(WHAT NEEDS TO BE DONE) Start to finish, return the listing below exactly, pictures excluded.

(RECORDS PROVIDED)
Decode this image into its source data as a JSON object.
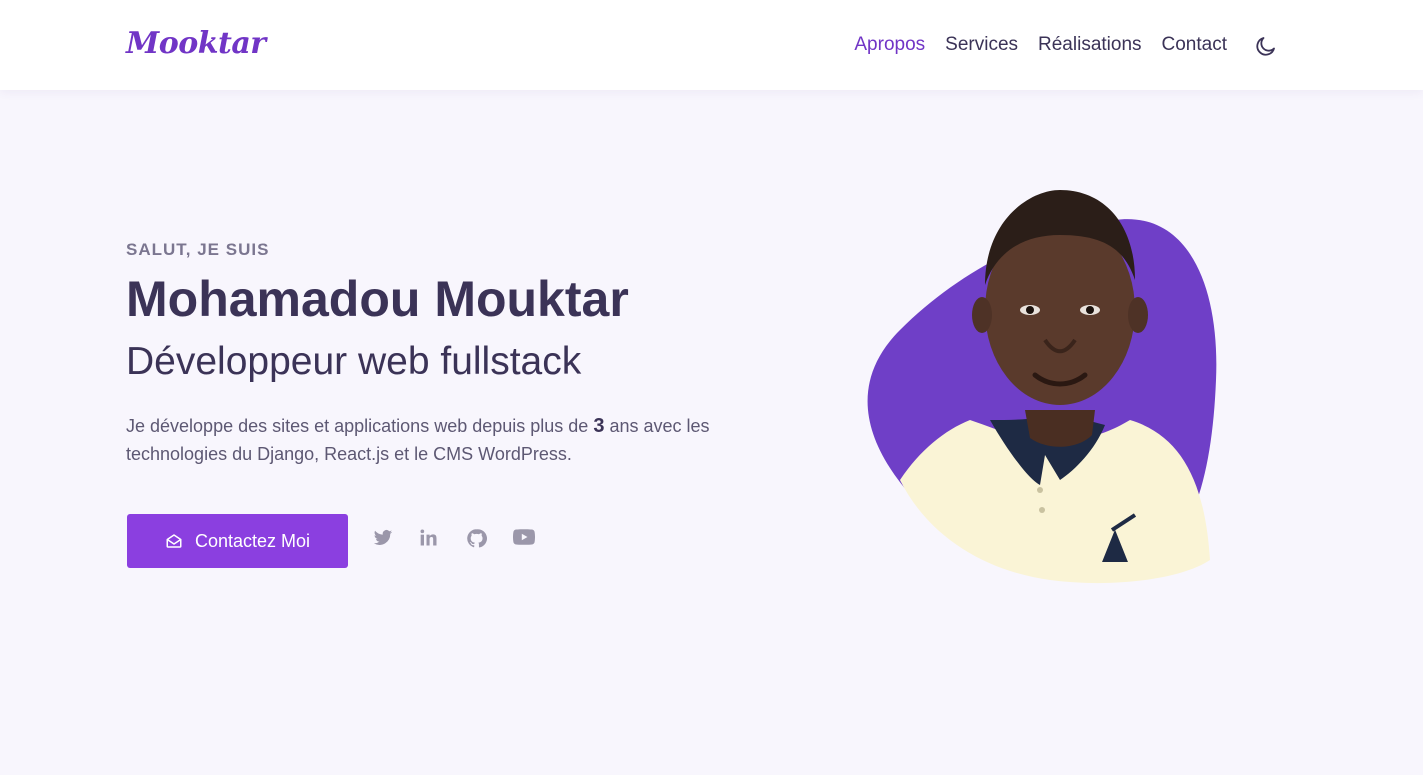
{
  "header": {
    "logo": "Mooktar",
    "nav": [
      {
        "label": "Apropos"
      },
      {
        "label": "Services"
      },
      {
        "label": "Réalisations"
      },
      {
        "label": "Contact"
      }
    ],
    "theme_toggle_icon": "moon-icon"
  },
  "hero": {
    "greeting": "SALUT, JE SUIS",
    "name": "Mohamadou Mouktar",
    "role": "Développeur web fullstack",
    "desc_part1": "Je développe des sites et applications web depuis plus de ",
    "desc_years": "3",
    "desc_part2": " ans avec les technologies du Django, React.js et le CMS WordPress.",
    "cta_label": "Contactez Moi",
    "cta_icon": "mail-open-icon",
    "socials": [
      "twitter-icon",
      "linkedin-icon",
      "github-icon",
      "youtube-icon"
    ]
  },
  "colors": {
    "accent": "#7135c6",
    "button": "#8b3fe0",
    "blob": "#6f3fc7",
    "background": "#f8f6fd",
    "text": "#3b3357"
  }
}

(SOLUTION FOR THIS TASK)
Decode this image into its source data as a JSON object.
{
  "header": {
    "logo": "Mooktar",
    "nav": [
      {
        "label": "Apropos"
      },
      {
        "label": "Services"
      },
      {
        "label": "Réalisations"
      },
      {
        "label": "Contact"
      }
    ],
    "theme_toggle_icon": "moon-icon"
  },
  "hero": {
    "greeting": "SALUT, JE SUIS",
    "name": "Mohamadou Mouktar",
    "role": "Développeur web fullstack",
    "desc_part1": "Je développe des sites et applications web depuis plus de ",
    "desc_years": "3",
    "desc_part2": " ans avec les technologies du Django, React.js et le CMS WordPress.",
    "cta_label": "Contactez Moi",
    "cta_icon": "mail-open-icon",
    "socials": [
      "twitter-icon",
      "linkedin-icon",
      "github-icon",
      "youtube-icon"
    ]
  },
  "colors": {
    "accent": "#7135c6",
    "button": "#8b3fe0",
    "blob": "#6f3fc7",
    "background": "#f8f6fd",
    "text": "#3b3357"
  }
}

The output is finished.